■ YOUR OBJECTIVE: In how many lines of the data below does the word "Kapmeldingen" appear? Reply with the number and nothing more.

■ GIVEN RECORDS:
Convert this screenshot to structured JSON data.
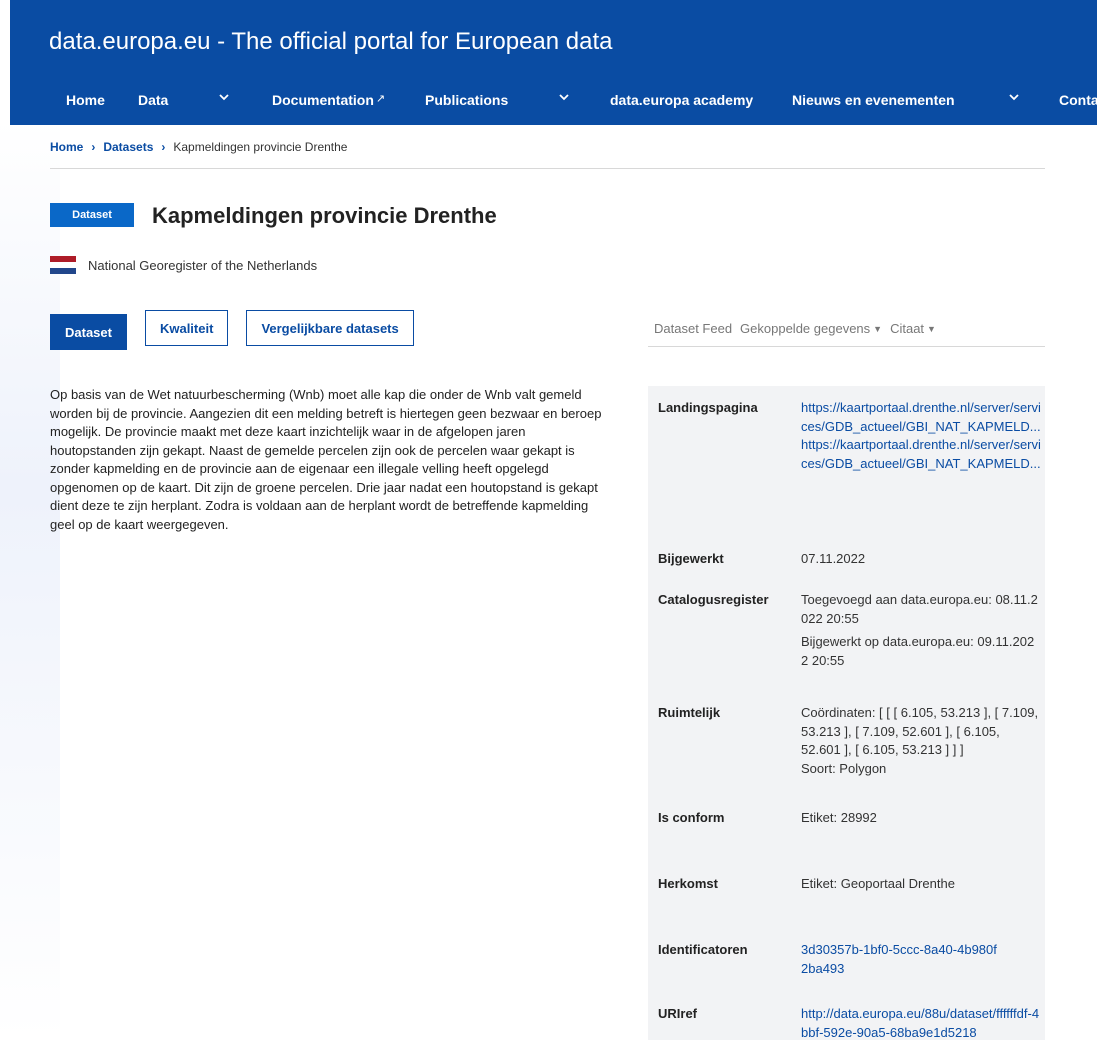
{
  "site": {
    "title": "data.europa.eu - The official portal for European data"
  },
  "nav": {
    "items": [
      {
        "label": "Home"
      },
      {
        "label": "Data"
      },
      {
        "label": "Documentation"
      },
      {
        "label": "Publications"
      },
      {
        "label": "data.europa academy"
      },
      {
        "label": "Nieuws en evenementen"
      },
      {
        "label": "Conta"
      }
    ],
    "external_icon": "external-link-icon"
  },
  "breadcrumb": {
    "home": "Home",
    "datasets": "Datasets",
    "current": "Kapmeldingen provincie Drenthe"
  },
  "dataset": {
    "badge": "Dataset",
    "title": "Kapmeldingen provincie Drenthe",
    "publisher": "National Georegister of the Netherlands",
    "flag_colors": [
      "#ae1c28",
      "#ffffff",
      "#21468b"
    ],
    "description": "Op basis van de Wet natuurbescherming (Wnb) moet alle kap die onder de Wnb valt gemeld worden bij de provincie. Aangezien dit een melding betreft is hiertegen geen bezwaar en beroep mogelijk. De provincie maakt met deze kaart inzichtelijk waar in de afgelopen jaren houtopstanden zijn gekapt. Naast de gemelde percelen zijn ook de percelen waar gekapt is zonder kapmelding en de provincie aan de eigenaar een illegale velling heeft opgelegd opgenomen op de kaart. Dit zijn de groene percelen. Drie jaar nadat een houtopstand is gekapt dient deze te zijn herplant. Zodra is voldaan aan de herplant wordt de betreffende kapmelding geel op de kaart weergegeven."
  },
  "tabs": [
    {
      "label": "Dataset"
    },
    {
      "label": "Kwaliteit"
    },
    {
      "label": "Vergelijkbare datasets"
    }
  ],
  "feed": {
    "dataset_feed": "Dataset Feed",
    "linked": "Gekoppelde gegevens",
    "cite": "Citaat"
  },
  "meta": {
    "landing_label": "Landingspagina",
    "landing_1": "https://kaartportaal.drenthe.nl/server/services/GDB_actueel/GBI_NAT_KAPMELD...",
    "landing_2": "https://kaartportaal.drenthe.nl/server/services/GDB_actueel/GBI_NAT_KAPMELD...",
    "updated_label": "Bijgewerkt",
    "updated": "07.11.2022",
    "catalog_label": "Catalogusregister",
    "catalog_added": "Toegevoegd aan data.europa.eu: 08.11.2022 20:55",
    "catalog_updated": "Bijgewerkt op data.europa.eu: 09.11.2022 20:55",
    "spatial_label": "Ruimtelijk",
    "spatial_coords": "Coördinaten: [ [ [ 6.105, 53.213 ], [ 7.109, 53.213 ], [ 7.109, 52.601 ], [ 6.105, 52.601 ], [ 6.105, 53.213 ] ] ]",
    "spatial_type": "Soort: Polygon",
    "conform_label": "Is conform",
    "conform": "Etiket: 28992",
    "provenance_label": "Herkomst",
    "provenance": "Etiket: Geoportaal Drenthe",
    "identifiers_label": "Identificatoren",
    "identifiers": "3d30357b-1bf0-5ccc-8a40-4b980f2ba493",
    "uriref_label": "URIref",
    "uriref": "http://data.europa.eu/88u/dataset/ffffffdf-4bbf-592e-90a5-68ba9e1d5218"
  }
}
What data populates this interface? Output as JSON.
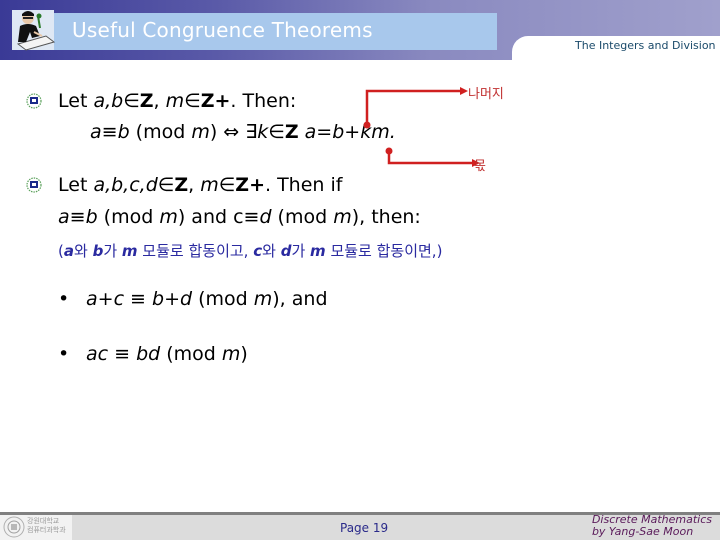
{
  "header": {
    "title": "Useful Congruence Theorems",
    "subtitle": "The Integers and Division",
    "logo_icon": "professor-at-desk-icon"
  },
  "theorem1": {
    "intro": {
      "let": "Let ",
      "vars": "a,b",
      "in1": "∈",
      "Z1": "Z",
      "comma": ", ",
      "m": "m",
      "in2": "∈",
      "Zplus": "Z+",
      "then": ".  Then:"
    },
    "statement": {
      "a": "a",
      "equiv": "≡",
      "b": "b",
      "mod_open": " (mod ",
      "m": "m",
      "mod_close": ") ",
      "iff": "⇔",
      "exists": " ∃",
      "k": "k",
      "in": "∈",
      "Z": "Z",
      "rhs": " a=b+km."
    },
    "annotations": {
      "remainder": "나머지",
      "quotient": "몫",
      "color": "#d02020"
    }
  },
  "theorem2": {
    "intro": {
      "let": "Let ",
      "vars": "a,b,c,d",
      "in1": "∈",
      "Z1": "Z",
      "comma": ", ",
      "m": "m",
      "in2": "∈",
      "Zplus": "Z+",
      "then": ".  Then if"
    },
    "condition": {
      "a": "a",
      "equiv1": "≡",
      "b": "b",
      "mod1_open": " (mod ",
      "m1": "m",
      "mod1_close": ") and c",
      "equiv2": "≡",
      "d": "d",
      "mod2_open": " (mod ",
      "m2": "m",
      "mod2_close": "), then:"
    },
    "korean_note": {
      "open": "(",
      "a": "a",
      "p1": "와 ",
      "b": "b",
      "p2": "가 ",
      "m1": "m",
      "p3": " 모듈로 합동이고, ",
      "c": "c",
      "p4": "와 ",
      "d": "d",
      "p5": "가 ",
      "m2": "m",
      "p6": " 모듈로 합동이면,)"
    },
    "results": [
      {
        "bullet": "•",
        "lhs": "a+c",
        "equiv": " ≡ ",
        "rhs": "b+d",
        "mod": " (mod ",
        "m": "m",
        "tail": "), and"
      },
      {
        "bullet": "•",
        "lhs": "ac",
        "equiv": " ≡ ",
        "rhs": "bd",
        "mod": " (mod ",
        "m": "m",
        "tail": ")"
      }
    ]
  },
  "bullet_icon": "university-seal-icon",
  "footer": {
    "school_line1": "강원대학교",
    "school_line2": "컴퓨터과학과",
    "page": "Page 19",
    "credit_line1": "Discrete Mathematics",
    "credit_line2": "by Yang-Sae Moon"
  }
}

■ SOLUTION TO THIS PROBLEM: 2